Can Pollution Markets Work in Developing Countries? Experimental Evidence from India
641 Knight Way, Stanford
Joint Applied Micro Seminar
Co-authors: Rohini Pande, Anant Sudarshan, and Nicholas Ryan

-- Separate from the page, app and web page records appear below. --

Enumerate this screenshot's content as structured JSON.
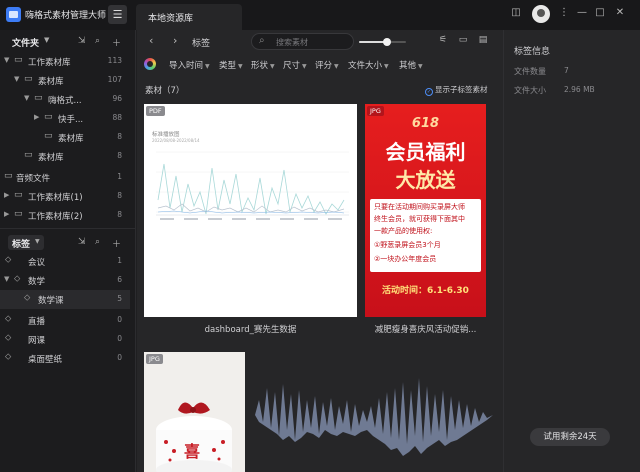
{
  "app": {
    "title": "嗨格式素材管理大师",
    "tab": "本地资源库"
  },
  "colors": {
    "accent": "#3d7cf5",
    "poster_red": "#e61e1e",
    "poster_yellow": "#ffe27a"
  },
  "sidebar": {
    "folders_title": "文件夹",
    "folders": [
      {
        "label": "工作素材库",
        "count": "113"
      },
      {
        "label": "素材库",
        "count": "107"
      },
      {
        "label": "嗨格式...",
        "count": "96"
      },
      {
        "label": "快手...",
        "count": "88"
      },
      {
        "label": "素材库",
        "count": "8"
      },
      {
        "label": "素材库",
        "count": "8"
      },
      {
        "label": "音频文件",
        "count": "1"
      },
      {
        "label": "工作素材库(1)",
        "count": "8"
      },
      {
        "label": "工作素材库(2)",
        "count": "8"
      }
    ],
    "tags_title": "标签",
    "tags": [
      {
        "label": "会议",
        "count": "1"
      },
      {
        "label": "数学",
        "count": "6"
      },
      {
        "label": "数学课",
        "count": "5"
      },
      {
        "label": "直播",
        "count": "0"
      },
      {
        "label": "网课",
        "count": "0"
      },
      {
        "label": "桌面壁纸",
        "count": "0"
      }
    ]
  },
  "toolbar": {
    "breadcrumb": "标签",
    "search_placeholder": "搜索素材",
    "zoom_level": 0.6
  },
  "filters": [
    {
      "label": "导入时间"
    },
    {
      "label": "类型"
    },
    {
      "label": "形状"
    },
    {
      "label": "尺寸"
    },
    {
      "label": "评分"
    },
    {
      "label": "文件大小"
    },
    {
      "label": "其他"
    }
  ],
  "content": {
    "count_label": "素材（7）",
    "show_sub_tags": "显示子标签素材",
    "items": [
      {
        "badge": "PDF",
        "name": "dashboard_赛先生数据"
      },
      {
        "badge": "JPG",
        "name": "减肥瘦身喜庆风活动促销..."
      },
      {
        "badge": "JPG",
        "name": ""
      }
    ],
    "dashboard_thumb": {
      "title": "标准播放图",
      "subtitle": "2022/08/08-2022/08/14"
    },
    "poster": {
      "line1": "618",
      "line2": "会员福利",
      "line3": "大放送",
      "body": [
        "只要在活动期间购买录屏大师",
        "终生会员，就可获得下面其中",
        "一款产品的使用权:",
        "①野葱录屏会员3个月",
        "②一块办公年度会员"
      ],
      "period": "活动时间：6.1-6.30"
    },
    "cake_text": "喜"
  },
  "info_panel": {
    "title": "标签信息",
    "rows": [
      {
        "key": "文件数量",
        "value": "7"
      },
      {
        "key": "文件大小",
        "value": "2.96 MB"
      }
    ],
    "trial": "试用剩余24天"
  }
}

Market-based environmental regulations are seldom used in developing countries, where pollution is the highest but state capacity is often low. We experimentally evaluate a new particulate matter emissions market, the first in the world, covering industrial plants in a large Indian city. There are three main findings. First, the market functioned well: permit trade was active and plants obtained permits to meet their compliance obligations almost perfectly. Second, treatment plants, randomly assigned to the emissions market, reduced pollution emissions by 20% to 30%, relative to control plants. Third, the market, holding emissions constant, reduces abatement costs by 11% to 14%. These cost estimates are based on a model that estimates heterogeneous plant marginal abatement costs from plant bids for emissions permits. More broadly, we find that emissions can be reduced at small increases in abatement costs. The pollution market therefore has health benefits that exceed costs by at least twenty-five times.